Taiwan delegation looks to build tech ties with Latvia, Lithuania amid China tensions
- A six-person delegation from Taipei is exchanging ideas this week with education and technology officials from the two Baltic states
- Analyst says Taiwan is trying to expand international influence in terms of technology by helping small or developing countries
A delegation from Taiwan - a global manufacturer of IT components - is visiting Latvia and Lithuania this week to discuss technology cooperation amid rising tensions with China.
Lin Minn-tsong, the deputy minister of the island’s National Science and Technology Council, attended a conference in Latvia’s capital Riga with officials from the two Baltic states, part of a five-day trip that ends Friday.
Taiwan’s tech prowess gives it an opening to improve relations abroad, experts say. Many European countries need the chips and other tech hardware that Taiwan produces.
The six-person delegation from Taipei is exchanging ideas this week with education and technology officials from the two Baltic states about “tech policy” and “key points for future cooperation”, the Council said in a statement. The delegates visited Latvia on Monday and Tuesday, with Lithuania on their agenda for the rest of the week.
Taiwan, Latvia and Lithuania have met periodically since 2000 and agreed to more than 60 joint projects, Taiwanese officials said earlier in the year.
Lithuanian start-up NanoAvionics, for example, signed a memorandum of understanding with the Taiwan National Space Organization in October last year to provide expertise in manufacturing small satellites.
Thin-disk laser technology co-developed by Lithuania and Taiwan’s National Sun Yat-sen University recently received certification, the Council said in its statement this week.
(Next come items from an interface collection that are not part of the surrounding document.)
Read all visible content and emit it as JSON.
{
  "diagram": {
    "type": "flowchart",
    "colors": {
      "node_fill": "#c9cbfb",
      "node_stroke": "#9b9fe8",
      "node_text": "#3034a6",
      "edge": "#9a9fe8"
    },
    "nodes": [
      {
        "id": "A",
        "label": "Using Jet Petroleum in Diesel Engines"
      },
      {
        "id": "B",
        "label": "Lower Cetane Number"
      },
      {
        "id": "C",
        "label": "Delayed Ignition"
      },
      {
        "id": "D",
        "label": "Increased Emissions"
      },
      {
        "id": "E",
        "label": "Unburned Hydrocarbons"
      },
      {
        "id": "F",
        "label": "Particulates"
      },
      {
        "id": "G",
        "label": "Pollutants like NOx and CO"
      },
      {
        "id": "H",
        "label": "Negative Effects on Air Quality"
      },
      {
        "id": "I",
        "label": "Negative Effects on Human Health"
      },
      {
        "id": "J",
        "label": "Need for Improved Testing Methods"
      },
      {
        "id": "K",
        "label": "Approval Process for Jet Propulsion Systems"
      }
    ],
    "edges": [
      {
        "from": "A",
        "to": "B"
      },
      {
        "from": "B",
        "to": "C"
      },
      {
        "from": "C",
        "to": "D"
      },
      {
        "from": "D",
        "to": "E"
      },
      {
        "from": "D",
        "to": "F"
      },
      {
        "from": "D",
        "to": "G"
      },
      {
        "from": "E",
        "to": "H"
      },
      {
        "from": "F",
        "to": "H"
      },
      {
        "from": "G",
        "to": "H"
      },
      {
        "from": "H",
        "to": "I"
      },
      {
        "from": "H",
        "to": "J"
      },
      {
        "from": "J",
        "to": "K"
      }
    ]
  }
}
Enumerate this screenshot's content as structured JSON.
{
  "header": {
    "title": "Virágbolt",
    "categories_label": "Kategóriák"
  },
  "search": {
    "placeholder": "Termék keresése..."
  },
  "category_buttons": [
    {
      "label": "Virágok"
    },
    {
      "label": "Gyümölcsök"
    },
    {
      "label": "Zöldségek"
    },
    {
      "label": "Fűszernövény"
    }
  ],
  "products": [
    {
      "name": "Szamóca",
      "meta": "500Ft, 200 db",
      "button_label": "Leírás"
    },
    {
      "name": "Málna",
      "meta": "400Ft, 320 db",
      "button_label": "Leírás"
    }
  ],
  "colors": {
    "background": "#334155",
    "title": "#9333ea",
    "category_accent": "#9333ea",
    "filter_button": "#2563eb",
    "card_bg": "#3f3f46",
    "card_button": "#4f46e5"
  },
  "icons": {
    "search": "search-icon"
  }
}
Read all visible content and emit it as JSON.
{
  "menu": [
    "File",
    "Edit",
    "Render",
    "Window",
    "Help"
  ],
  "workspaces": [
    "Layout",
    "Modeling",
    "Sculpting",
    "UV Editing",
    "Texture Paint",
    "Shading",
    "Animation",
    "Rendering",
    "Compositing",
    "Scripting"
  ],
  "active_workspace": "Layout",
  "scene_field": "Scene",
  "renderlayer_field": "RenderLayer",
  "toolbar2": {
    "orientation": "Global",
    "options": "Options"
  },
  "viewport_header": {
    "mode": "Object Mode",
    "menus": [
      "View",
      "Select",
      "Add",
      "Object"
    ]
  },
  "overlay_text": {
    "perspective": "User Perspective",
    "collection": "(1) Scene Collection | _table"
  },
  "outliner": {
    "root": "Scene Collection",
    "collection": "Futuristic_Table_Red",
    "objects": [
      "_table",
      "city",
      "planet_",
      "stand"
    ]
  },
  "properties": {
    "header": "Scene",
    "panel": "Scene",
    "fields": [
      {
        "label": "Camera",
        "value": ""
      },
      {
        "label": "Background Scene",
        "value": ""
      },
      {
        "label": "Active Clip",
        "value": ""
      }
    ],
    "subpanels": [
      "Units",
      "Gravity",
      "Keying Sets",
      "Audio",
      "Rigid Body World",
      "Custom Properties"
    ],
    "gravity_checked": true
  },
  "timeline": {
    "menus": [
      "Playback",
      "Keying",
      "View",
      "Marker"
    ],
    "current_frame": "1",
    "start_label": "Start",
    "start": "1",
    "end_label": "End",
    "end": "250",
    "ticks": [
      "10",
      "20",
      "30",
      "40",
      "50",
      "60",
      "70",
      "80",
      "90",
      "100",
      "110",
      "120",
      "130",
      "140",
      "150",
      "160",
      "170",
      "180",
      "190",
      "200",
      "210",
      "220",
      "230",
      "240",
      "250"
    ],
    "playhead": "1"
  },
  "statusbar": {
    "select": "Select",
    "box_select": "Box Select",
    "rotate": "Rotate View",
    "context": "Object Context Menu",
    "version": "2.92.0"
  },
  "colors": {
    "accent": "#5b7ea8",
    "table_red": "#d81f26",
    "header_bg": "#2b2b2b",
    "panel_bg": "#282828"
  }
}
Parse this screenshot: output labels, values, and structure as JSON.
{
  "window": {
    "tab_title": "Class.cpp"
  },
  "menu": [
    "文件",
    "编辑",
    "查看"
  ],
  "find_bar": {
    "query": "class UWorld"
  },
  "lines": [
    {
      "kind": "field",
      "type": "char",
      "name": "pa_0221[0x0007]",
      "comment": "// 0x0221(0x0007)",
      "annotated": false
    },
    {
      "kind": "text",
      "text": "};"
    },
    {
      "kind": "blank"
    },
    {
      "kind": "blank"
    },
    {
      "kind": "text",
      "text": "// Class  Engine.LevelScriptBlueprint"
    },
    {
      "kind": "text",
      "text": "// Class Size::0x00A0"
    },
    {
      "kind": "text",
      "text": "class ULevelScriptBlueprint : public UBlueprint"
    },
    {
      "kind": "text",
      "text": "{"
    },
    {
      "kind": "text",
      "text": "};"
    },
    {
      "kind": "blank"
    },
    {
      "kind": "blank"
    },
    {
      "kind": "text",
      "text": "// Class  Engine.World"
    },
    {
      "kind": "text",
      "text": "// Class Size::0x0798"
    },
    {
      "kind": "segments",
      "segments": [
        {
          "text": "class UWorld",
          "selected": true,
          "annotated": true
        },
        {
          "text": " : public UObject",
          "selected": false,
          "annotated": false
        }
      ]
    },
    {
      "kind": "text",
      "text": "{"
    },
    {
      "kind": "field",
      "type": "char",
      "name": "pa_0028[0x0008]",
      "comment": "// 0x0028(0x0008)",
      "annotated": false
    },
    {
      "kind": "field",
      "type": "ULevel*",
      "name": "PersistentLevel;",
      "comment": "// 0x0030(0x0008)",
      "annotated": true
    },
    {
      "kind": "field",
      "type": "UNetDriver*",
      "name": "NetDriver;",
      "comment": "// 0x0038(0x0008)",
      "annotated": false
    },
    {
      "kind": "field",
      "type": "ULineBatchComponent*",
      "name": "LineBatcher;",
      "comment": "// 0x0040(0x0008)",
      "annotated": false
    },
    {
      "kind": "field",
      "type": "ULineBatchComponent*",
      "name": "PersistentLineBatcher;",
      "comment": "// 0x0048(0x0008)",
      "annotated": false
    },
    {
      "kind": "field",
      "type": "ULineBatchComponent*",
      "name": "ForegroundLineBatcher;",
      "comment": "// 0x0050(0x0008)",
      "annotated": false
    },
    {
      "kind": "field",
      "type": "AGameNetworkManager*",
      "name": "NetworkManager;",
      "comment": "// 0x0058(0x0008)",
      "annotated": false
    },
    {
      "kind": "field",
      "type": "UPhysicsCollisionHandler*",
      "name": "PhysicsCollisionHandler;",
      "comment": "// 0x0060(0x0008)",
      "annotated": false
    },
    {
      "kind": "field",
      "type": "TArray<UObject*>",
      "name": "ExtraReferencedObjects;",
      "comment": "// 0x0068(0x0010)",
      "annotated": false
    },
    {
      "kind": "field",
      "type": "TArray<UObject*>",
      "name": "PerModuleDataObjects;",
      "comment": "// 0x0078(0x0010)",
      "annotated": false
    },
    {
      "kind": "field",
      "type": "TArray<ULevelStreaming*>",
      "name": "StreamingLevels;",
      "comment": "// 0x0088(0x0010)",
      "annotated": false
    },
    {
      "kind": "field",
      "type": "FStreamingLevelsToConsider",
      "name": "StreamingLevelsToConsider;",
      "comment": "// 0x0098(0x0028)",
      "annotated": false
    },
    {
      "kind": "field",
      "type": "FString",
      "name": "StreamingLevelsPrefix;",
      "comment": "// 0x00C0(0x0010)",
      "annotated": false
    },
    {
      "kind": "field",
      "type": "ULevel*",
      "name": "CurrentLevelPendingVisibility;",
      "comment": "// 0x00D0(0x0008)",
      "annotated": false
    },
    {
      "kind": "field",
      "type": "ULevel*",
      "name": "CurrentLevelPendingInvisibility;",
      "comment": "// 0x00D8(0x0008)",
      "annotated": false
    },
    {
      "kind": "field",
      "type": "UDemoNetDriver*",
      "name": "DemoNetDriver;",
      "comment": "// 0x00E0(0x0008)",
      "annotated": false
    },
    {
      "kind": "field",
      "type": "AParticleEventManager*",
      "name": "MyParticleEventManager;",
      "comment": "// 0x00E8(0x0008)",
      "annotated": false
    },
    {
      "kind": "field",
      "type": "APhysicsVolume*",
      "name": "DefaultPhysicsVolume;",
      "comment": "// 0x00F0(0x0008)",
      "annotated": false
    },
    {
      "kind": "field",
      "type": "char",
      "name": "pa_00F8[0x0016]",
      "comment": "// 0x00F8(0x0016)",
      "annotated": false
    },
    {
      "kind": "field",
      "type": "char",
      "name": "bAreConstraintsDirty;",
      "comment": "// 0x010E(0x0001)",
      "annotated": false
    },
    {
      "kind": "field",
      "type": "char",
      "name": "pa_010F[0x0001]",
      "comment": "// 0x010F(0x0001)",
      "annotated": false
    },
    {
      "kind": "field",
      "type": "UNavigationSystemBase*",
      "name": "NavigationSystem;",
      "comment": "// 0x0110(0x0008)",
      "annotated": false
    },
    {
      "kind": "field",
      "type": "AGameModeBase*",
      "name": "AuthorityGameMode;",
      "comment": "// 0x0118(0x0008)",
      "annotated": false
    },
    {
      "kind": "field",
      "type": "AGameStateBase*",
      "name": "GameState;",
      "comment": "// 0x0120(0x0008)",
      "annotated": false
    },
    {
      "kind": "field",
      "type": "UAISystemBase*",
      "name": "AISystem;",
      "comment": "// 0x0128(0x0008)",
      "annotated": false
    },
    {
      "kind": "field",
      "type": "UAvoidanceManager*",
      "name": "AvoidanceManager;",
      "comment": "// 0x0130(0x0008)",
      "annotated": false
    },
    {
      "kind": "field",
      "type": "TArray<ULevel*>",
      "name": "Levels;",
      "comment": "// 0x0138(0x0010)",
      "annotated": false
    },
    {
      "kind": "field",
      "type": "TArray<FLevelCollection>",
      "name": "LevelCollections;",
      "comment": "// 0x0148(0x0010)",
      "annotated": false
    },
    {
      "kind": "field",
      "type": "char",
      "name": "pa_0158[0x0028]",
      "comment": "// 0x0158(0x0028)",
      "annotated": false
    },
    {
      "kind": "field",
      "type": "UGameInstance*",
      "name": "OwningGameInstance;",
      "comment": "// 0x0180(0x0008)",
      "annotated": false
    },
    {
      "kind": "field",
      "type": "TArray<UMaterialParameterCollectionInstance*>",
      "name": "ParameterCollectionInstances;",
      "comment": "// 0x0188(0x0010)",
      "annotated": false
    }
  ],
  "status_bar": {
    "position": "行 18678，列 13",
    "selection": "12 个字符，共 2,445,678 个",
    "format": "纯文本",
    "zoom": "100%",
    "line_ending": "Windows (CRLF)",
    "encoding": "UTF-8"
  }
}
Lithuanian industry’s use of the technology, seen as an advantage for certain types of manufacturing, is “top in the world”, the statement said.
Jovita Neliupsiene, vice-minister of the Lithuanian Ministry of the Economy and Innovation, anticipates expanding cooperation with Taiwan on semiconductors, government-funded media in Taiwan said earlier this year.
Taiwan is “trying to expand its international influence in terms of technology” by helping small or developing countries build “foundations”, said Chen Yi-fan, assistant professor of diplomacy and international relations at Tamkang University near Taipei.
In early October, Chen noted, entrepreneurs and officials from Taiwan spoke with counterparts from Brazil about stimulating the South American country’s nascent chip sector.
Taiwan can offer more than chips, said Liang Kuo-yuan, the retired founder of the Yuanta-Polaris Research Institute, a Taipei-based think tank. The island’s whole information communications technology supply chain is “complete”, he said.
Taiwan should aim its tech diplomacy foremost at bigger countries such as Japan and the United States, Liang said, but “the more connections the better”.
Mainland Chinese officials will see Taiwan’s pursuit of technology ties overseas as a relatively low-level type of exchange and temper any reaction to this week’s visit to the Baltic states, analysts said.
But they still expect Beijing to react. “China will not be quiet,” Chen said.